• _LISTED ENTRIES_:
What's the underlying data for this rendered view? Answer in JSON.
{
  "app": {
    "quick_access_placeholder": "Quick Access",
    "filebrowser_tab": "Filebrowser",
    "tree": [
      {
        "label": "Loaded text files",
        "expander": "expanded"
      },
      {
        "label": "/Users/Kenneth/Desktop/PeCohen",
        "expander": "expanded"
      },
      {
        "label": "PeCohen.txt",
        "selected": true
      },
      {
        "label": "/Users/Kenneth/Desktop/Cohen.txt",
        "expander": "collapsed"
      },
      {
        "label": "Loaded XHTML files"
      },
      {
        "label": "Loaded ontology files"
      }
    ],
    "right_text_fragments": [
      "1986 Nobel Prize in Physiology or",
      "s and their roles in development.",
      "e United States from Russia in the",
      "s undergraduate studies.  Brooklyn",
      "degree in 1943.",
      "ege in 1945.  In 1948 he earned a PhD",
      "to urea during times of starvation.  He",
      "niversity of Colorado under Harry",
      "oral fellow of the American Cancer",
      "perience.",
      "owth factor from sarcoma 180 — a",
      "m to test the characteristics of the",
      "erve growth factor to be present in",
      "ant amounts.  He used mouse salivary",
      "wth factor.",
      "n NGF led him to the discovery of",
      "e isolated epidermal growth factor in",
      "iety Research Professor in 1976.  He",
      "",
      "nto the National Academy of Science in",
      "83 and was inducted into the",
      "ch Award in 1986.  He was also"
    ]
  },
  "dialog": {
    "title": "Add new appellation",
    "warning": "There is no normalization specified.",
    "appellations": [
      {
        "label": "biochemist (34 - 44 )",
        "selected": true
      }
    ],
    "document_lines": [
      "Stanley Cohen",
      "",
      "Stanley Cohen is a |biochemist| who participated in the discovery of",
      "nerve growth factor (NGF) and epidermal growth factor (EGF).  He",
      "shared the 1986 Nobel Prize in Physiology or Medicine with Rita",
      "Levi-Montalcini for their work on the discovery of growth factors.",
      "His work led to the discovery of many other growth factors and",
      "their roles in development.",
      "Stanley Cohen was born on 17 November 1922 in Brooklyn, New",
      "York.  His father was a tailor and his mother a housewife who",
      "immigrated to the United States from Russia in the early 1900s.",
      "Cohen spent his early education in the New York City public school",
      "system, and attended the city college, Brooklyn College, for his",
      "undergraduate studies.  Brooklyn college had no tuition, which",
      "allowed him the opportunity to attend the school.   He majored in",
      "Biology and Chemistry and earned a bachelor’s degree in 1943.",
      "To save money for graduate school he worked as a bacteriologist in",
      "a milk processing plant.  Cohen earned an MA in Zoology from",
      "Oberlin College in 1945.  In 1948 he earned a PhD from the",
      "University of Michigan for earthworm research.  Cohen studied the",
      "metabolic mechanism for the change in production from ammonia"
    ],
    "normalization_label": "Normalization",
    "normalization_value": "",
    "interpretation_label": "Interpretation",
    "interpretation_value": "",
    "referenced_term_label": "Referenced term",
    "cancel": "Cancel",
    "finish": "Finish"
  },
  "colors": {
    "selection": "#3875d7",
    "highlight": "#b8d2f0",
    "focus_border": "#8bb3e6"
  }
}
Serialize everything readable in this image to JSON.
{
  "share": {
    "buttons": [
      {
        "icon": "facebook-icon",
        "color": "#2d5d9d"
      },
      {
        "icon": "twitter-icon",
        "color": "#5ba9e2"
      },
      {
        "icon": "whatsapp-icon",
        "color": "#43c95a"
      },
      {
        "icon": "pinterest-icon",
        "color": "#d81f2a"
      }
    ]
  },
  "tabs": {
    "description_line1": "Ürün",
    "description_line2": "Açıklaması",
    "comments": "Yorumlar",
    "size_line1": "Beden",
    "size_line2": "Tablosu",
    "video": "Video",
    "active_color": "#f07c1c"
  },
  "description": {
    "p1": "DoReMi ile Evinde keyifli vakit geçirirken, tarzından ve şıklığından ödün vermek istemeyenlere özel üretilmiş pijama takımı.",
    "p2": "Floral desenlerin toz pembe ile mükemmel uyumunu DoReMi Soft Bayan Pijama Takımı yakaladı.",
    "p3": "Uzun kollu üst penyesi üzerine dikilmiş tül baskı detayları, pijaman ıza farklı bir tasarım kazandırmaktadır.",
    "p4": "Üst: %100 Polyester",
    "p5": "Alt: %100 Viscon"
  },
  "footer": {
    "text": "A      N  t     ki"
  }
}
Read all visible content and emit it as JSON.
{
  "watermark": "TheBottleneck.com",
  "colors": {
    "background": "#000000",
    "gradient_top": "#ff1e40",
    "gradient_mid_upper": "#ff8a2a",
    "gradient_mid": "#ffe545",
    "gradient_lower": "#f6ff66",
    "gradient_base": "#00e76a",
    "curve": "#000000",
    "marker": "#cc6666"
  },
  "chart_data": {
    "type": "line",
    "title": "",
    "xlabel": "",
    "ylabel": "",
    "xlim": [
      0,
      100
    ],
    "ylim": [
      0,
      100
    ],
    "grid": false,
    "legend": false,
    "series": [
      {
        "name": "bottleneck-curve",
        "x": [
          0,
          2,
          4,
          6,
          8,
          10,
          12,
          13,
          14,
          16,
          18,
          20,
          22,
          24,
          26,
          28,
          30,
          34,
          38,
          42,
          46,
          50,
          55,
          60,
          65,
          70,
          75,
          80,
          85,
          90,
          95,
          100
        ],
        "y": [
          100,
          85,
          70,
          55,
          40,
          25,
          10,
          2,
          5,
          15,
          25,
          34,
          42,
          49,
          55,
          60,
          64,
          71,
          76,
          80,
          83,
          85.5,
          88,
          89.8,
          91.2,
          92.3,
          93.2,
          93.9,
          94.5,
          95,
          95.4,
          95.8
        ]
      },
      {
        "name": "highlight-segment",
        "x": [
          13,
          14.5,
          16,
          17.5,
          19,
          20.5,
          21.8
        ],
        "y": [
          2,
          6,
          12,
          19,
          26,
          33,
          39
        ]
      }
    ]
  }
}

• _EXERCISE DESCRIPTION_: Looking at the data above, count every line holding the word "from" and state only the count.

• _REPLY_: 6